If the underlying page content, is not seen or discernible, then, well one just does not know where that iFrame, nor a tracking asset within the iFrame, was initiated from.
Below is a sample of a live implementation of blind iFrames which utilizes a number of the “suspicious” iFrame configurations described above and that we have seen in the field.
This configuration produces nine impressions in total, while displaying only one ad that can be actually be seen.
Click the links to see each layer rendered. “Top Level 5,” displays one ad (the only ad the viewer would see in this configuration) while creating impressions or all of the ads placed on the other levels.
When clicking on any level other than Top Level 5, keep in mind the ads you see would actually not be seen by the viewer, since the pages are hidden within the Top Level 5 page.
In reality any number of impressions could be created this way with one page rendering.
If this kind of configuration is made possible by the existence of blind iFrames then, well, we have a problem.
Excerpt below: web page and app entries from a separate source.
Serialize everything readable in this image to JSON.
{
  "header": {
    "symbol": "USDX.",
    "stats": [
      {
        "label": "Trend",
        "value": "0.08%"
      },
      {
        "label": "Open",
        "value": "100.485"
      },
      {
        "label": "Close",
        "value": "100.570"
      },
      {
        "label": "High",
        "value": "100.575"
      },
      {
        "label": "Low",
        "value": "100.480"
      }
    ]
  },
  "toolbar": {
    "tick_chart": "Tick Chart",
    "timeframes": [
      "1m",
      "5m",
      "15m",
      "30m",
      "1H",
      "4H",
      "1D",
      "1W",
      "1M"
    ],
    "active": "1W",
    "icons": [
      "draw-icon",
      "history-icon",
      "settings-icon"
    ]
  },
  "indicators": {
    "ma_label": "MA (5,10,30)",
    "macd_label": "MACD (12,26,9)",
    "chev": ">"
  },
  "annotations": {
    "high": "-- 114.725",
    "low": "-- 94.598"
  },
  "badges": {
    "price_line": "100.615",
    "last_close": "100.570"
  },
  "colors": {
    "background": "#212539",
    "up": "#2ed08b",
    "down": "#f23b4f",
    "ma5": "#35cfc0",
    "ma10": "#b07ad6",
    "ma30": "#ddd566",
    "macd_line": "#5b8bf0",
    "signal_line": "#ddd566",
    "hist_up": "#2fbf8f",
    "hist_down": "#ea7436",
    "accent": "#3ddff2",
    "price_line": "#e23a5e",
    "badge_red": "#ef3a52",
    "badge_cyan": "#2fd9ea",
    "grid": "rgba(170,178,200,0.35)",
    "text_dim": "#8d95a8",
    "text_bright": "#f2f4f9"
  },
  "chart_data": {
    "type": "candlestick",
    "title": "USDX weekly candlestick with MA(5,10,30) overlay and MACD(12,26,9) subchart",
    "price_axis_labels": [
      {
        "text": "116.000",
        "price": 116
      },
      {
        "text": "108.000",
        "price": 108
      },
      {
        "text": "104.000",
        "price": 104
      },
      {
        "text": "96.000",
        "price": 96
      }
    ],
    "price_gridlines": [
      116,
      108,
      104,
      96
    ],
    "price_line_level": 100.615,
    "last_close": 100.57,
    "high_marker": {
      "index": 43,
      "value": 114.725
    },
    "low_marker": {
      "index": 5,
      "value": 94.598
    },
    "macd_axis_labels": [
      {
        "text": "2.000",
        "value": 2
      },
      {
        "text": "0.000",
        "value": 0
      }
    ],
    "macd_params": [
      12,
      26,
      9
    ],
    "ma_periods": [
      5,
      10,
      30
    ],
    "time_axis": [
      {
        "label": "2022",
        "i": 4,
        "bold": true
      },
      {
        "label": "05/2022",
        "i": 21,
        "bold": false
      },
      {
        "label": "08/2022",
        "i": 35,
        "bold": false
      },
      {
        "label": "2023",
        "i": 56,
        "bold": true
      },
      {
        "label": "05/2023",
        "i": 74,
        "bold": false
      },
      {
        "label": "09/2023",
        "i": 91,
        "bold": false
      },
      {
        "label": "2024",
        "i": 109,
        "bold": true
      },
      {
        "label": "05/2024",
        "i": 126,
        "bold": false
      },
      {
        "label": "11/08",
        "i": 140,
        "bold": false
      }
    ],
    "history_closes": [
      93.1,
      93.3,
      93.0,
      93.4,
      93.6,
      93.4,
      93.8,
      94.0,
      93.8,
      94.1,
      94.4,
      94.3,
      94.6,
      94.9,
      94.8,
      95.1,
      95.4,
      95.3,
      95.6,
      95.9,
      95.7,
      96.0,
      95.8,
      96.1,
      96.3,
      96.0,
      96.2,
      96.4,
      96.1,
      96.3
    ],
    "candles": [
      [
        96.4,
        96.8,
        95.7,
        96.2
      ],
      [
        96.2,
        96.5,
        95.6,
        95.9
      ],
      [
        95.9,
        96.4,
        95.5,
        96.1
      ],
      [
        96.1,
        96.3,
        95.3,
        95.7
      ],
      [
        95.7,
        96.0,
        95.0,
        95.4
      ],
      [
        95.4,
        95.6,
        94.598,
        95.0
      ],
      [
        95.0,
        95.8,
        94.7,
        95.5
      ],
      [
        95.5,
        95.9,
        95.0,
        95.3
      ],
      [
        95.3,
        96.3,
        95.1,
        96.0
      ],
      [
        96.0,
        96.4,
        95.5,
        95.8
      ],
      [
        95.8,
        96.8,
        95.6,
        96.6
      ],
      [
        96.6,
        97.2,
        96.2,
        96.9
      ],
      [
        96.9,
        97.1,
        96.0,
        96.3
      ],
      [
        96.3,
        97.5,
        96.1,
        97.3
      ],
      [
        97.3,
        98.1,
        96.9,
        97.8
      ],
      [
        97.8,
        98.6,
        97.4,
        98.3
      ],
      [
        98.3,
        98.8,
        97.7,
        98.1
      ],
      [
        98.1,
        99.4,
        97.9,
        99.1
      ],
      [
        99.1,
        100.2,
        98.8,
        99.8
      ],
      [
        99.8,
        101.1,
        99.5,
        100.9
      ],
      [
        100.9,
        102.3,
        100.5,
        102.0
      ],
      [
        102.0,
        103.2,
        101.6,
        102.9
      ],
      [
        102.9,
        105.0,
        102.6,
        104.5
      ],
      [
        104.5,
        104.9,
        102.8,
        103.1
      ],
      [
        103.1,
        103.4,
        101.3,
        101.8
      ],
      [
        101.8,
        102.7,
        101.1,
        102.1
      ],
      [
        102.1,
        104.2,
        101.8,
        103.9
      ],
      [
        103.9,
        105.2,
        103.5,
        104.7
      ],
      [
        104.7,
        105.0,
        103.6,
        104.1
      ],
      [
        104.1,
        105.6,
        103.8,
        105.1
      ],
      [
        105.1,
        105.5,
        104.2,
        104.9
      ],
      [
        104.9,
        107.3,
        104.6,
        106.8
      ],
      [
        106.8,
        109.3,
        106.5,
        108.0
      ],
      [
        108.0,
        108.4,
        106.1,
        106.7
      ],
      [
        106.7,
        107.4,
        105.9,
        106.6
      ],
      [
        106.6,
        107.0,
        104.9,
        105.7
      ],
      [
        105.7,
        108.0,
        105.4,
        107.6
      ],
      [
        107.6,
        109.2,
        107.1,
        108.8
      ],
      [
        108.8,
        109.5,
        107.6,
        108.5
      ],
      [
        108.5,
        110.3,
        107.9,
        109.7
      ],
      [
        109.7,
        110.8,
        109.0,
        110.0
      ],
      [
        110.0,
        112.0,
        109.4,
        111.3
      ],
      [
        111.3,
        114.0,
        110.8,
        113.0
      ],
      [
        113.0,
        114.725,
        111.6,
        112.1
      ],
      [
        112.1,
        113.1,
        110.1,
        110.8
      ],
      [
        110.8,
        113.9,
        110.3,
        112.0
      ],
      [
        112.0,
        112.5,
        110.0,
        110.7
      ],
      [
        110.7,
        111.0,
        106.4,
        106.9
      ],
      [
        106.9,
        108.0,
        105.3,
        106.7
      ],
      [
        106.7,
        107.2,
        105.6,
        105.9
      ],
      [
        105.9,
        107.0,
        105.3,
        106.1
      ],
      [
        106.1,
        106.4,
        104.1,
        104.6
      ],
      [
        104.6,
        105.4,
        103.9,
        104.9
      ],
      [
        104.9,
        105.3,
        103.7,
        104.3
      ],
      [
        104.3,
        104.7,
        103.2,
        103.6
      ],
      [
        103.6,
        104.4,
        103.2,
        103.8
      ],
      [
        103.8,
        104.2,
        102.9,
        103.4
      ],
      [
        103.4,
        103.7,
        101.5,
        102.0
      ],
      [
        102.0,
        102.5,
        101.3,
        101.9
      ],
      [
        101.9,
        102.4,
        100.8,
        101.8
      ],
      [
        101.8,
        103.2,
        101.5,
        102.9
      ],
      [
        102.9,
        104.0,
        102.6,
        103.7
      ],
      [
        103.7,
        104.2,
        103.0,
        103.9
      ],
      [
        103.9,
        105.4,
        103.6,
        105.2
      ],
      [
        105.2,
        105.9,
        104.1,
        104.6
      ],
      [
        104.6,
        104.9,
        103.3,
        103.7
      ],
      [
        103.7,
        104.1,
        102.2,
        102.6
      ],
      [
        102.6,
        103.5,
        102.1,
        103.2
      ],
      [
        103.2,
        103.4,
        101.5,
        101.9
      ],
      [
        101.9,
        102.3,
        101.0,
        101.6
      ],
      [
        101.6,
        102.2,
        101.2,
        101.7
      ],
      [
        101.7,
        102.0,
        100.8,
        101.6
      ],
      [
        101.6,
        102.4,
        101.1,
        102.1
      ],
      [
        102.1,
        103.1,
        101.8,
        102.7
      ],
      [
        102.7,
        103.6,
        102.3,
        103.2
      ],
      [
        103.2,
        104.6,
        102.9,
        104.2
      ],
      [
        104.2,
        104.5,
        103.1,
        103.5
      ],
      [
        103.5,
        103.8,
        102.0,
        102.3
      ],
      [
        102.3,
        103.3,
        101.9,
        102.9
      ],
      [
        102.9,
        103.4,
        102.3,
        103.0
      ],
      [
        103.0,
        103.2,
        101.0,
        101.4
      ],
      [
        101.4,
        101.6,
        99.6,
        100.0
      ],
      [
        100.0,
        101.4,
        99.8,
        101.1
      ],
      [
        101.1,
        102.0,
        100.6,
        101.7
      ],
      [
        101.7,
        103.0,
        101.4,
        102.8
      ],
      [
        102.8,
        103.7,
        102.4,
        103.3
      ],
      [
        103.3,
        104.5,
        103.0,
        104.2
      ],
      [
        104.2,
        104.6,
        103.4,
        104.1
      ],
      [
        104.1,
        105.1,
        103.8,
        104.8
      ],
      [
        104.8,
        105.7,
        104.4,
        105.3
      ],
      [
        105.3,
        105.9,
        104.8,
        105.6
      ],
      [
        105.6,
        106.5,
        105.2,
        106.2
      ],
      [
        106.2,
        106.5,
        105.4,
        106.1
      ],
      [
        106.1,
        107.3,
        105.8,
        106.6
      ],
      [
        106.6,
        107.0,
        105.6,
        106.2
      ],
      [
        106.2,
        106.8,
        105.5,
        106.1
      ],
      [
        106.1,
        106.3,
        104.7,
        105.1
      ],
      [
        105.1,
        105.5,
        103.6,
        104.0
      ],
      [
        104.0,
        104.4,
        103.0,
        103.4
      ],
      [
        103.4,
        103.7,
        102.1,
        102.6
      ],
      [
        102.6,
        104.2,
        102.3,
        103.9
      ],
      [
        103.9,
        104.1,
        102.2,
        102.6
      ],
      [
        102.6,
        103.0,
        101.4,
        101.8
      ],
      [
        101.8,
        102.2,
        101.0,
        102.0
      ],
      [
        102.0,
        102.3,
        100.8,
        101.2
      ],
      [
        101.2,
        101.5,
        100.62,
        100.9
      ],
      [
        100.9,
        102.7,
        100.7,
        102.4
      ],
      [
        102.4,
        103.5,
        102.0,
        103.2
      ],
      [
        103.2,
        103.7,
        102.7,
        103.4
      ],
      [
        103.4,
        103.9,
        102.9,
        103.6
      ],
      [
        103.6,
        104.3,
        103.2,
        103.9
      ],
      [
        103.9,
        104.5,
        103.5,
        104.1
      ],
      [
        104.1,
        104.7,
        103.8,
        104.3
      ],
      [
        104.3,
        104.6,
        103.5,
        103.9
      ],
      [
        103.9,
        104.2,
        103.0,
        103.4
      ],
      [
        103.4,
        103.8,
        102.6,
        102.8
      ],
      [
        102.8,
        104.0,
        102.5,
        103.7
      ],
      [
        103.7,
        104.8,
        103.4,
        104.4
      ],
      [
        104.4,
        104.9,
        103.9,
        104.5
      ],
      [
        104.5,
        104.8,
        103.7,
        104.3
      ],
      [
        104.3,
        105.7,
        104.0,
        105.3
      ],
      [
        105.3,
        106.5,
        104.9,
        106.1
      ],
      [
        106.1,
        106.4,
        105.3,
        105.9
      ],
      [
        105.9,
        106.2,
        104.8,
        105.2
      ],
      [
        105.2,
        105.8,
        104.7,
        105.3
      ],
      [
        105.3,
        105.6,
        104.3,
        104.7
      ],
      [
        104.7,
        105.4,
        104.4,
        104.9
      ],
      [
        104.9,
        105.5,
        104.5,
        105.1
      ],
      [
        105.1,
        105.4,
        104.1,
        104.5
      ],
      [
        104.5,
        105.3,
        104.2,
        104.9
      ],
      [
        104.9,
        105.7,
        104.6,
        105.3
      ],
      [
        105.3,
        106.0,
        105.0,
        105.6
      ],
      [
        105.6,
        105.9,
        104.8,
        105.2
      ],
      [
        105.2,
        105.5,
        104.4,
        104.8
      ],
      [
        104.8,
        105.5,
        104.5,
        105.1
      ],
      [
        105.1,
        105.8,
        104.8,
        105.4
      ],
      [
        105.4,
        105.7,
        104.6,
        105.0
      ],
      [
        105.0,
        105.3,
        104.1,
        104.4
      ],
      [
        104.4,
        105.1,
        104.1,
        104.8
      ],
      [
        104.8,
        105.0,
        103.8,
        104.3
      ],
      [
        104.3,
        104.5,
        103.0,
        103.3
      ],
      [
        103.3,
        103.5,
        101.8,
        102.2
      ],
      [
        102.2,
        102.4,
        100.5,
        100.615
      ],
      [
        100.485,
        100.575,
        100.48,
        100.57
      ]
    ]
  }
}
The good news is there are solutions.
Next: Which players in the online advertising landscape are using nested iFrames; and how we can overcome the limitations of nested iFrames.
Tutalage, iFrame diagrams and live sample provided by Nikolai Mentchoukov.